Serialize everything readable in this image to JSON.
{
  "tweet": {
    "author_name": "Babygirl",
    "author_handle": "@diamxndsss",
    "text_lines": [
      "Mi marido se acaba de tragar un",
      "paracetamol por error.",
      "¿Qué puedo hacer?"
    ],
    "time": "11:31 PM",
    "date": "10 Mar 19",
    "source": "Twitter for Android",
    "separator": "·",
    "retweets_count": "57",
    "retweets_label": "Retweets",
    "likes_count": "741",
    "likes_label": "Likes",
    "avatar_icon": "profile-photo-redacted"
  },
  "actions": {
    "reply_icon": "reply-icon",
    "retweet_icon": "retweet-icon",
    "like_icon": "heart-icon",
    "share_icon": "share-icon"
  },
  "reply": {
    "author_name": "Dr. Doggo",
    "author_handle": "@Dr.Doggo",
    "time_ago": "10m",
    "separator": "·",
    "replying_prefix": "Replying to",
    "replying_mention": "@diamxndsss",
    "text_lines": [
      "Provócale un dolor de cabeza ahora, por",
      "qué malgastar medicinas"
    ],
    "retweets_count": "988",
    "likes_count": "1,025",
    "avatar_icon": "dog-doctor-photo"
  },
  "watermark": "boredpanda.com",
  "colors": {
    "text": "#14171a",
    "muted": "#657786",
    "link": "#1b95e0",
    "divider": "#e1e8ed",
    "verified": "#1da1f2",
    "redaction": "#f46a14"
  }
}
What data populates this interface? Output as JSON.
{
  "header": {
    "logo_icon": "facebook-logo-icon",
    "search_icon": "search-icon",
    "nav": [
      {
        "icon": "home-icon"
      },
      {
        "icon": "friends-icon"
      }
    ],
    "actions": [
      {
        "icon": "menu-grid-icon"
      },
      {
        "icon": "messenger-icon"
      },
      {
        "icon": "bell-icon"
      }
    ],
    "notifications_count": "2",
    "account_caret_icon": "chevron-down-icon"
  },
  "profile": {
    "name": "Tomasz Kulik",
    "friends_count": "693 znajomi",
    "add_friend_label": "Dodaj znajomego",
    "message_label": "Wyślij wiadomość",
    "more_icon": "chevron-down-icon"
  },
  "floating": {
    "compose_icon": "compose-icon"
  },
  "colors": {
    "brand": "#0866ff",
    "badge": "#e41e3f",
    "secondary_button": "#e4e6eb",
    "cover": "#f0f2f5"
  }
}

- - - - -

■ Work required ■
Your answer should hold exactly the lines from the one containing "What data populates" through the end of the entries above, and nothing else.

■ Output for this task ■
What data populates this interface? Output as JSON.
{
  "header": {
    "logo_icon": "facebook-logo-icon",
    "search_icon": "search-icon",
    "nav": [
      {
        "icon": "home-icon"
      },
      {
        "icon": "friends-icon"
      }
    ],
    "actions": [
      {
        "icon": "menu-grid-icon"
      },
      {
        "icon": "messenger-icon"
      },
      {
        "icon": "bell-icon"
      }
    ],
    "notifications_count": "2",
    "account_caret_icon": "chevron-down-icon"
  },
  "profile": {
    "name": "Tomasz Kulik",
    "friends_count": "693 znajomi",
    "add_friend_label": "Dodaj znajomego",
    "message_label": "Wyślij wiadomość",
    "more_icon": "chevron-down-icon"
  },
  "floating": {
    "compose_icon": "compose-icon"
  },
  "colors": {
    "brand": "#0866ff",
    "badge": "#e41e3f",
    "secondary_button": "#e4e6eb",
    "cover": "#f0f2f5"
  }
}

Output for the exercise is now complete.